“How do you know if someone’s a pilot? They’ll tell you.” 


That was the joke Diane Ballweg told at the July 21 Waunakee Rotary meeting, when she described her experience getting her pilot’s license and teaching aviation at Edgewood High School for 20 years.

When Diane’s children went off to college, she decided to learn to fly so she could visit them. She went to Morey Airport, now Middleton Airport, where she studied with Field Morey, who she said didn’t think much about women pilots. 

Still, Diane persisted. She shared with the Rotary Club the beginnings of aviation and the remarkable advances made over the years, including sending astronauts to the moon. 

The Wright brother’s first flights could travel only 180 feet in 12 seconds. The aircraft could hold only one of the brothers. And it was thought no plane would ever cross the Atlantic Ocean because no engine could operate continuously for 30 hours. 

Anyone in Wisconsin can get a pilot’s license at the age of 17, Diane would tell her students. She also stressed to them that driving a car is far more dangerous than flying because the roads carry much more traffic than the skies. 

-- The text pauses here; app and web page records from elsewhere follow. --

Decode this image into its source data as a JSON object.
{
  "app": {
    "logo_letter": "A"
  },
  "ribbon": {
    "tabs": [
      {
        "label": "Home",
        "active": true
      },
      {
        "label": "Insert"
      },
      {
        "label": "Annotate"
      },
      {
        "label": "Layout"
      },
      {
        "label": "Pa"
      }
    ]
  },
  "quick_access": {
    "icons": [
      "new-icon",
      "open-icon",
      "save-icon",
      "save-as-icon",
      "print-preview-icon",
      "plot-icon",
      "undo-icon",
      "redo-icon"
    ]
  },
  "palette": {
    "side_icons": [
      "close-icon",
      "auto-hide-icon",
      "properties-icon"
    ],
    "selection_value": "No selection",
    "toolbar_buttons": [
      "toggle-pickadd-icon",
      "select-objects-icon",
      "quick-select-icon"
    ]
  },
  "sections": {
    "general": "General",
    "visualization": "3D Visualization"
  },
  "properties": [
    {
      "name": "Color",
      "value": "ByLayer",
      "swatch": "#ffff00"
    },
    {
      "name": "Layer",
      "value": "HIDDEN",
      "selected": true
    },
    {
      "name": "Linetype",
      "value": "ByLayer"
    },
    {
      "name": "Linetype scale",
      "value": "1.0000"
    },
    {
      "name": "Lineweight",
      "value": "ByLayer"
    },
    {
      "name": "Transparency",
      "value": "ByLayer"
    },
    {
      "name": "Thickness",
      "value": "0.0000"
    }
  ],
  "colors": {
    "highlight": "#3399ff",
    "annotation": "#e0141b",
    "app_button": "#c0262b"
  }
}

The majority of those working in aviation as pilots, crew and in other fields of air travel are men; just 5% are women and only 4% of the pilots are women, Diane said. That’s changing, though, as the pilots who began flying during World War II continue to die off. 

Diane has a plane that she keeps in a hangar in Madison. She refers to it as the Pink Pilot Lounge, based on a moniker she got when learning to fly with Field Morey. He told her that if God had intended women to fly, he would have made the sky pink. 

From then on, Diane became known as the Pink Pilot. 

Diane hosts open houses at her hanger, where she keeps educational materials. She’s invited Girl Scout Troops and student groups there to learn about aviation. 

Diane has flown all over the world and got her African pilot’s license in South Africa. At one point, her goal was to land at 100 different airports; she’s up to 360 now. 

“It’s been a unique experience in so many ways,” she said. 




Guests: Linda Schmidt, guest of Jim Schmidt; Marty, guest of Harriet Statz; Dr. Bret Toftness, guest of Jim Elvekrog; Diane Ballweg, guest of the club; Tony Burns, guest of Paul Carderella. 


Visiting Rotarians: Shawn Fischer, Madison South. 


Birthdays: July 21, Travis Heiser; July 25, Jim Schmitz; July 26, Erick Plumb.


Anniversaries: None

Greeters: July 28, Ken Pesik and Nick Petrulis; Aug. 4, Jim Pingel and Erick Plumb; Aug. 11, Corey Randl and Thomas Roepke; Aug. 18, David Rupp and Troy Salisbury; Aug. 25, Ellen Schaaf and Todd Schmidt.